=== Begin Enclosure ===
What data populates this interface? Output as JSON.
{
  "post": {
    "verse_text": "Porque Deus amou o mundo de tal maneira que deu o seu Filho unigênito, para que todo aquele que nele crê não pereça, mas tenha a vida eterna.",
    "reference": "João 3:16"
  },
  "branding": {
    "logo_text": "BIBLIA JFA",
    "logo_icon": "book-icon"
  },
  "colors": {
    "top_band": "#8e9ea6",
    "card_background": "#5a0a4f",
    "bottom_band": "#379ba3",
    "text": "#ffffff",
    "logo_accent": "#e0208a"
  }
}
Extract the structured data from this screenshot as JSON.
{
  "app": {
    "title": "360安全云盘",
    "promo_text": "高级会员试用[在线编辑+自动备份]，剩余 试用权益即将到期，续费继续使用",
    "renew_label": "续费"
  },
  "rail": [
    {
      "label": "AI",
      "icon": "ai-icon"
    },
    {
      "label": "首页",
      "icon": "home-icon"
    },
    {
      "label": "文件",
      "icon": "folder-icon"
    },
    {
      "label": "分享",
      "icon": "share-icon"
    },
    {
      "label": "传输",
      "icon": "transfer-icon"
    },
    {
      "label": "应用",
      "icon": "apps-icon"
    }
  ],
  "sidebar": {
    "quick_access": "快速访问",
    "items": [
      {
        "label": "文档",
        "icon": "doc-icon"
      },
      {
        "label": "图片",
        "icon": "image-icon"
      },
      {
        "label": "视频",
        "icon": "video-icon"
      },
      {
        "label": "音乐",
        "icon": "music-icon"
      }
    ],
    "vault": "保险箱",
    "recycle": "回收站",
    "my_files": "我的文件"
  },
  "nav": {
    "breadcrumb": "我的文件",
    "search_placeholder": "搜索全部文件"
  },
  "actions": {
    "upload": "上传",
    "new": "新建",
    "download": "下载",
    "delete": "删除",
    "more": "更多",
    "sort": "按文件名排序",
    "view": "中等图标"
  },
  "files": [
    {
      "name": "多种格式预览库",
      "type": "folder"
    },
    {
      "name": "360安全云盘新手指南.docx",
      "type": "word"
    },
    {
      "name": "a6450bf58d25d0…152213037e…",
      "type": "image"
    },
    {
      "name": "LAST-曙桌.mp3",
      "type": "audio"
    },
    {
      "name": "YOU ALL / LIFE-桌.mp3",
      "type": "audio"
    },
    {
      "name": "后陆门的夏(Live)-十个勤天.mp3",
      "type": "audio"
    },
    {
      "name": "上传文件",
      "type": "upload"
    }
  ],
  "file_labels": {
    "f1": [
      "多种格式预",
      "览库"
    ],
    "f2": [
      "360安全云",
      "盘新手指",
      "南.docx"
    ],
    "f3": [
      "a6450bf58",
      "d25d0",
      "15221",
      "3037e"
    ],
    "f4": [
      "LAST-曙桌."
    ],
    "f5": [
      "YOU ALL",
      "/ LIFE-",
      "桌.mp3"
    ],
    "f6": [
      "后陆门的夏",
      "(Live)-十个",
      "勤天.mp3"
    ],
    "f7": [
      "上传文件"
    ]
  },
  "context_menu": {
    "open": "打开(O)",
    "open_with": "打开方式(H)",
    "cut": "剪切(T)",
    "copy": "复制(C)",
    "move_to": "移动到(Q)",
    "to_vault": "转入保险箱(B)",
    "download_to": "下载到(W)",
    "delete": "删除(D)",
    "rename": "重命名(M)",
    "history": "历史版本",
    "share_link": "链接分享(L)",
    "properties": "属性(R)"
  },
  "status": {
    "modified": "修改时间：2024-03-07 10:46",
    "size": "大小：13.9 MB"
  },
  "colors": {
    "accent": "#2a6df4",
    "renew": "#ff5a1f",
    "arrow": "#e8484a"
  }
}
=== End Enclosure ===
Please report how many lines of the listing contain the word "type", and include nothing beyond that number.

7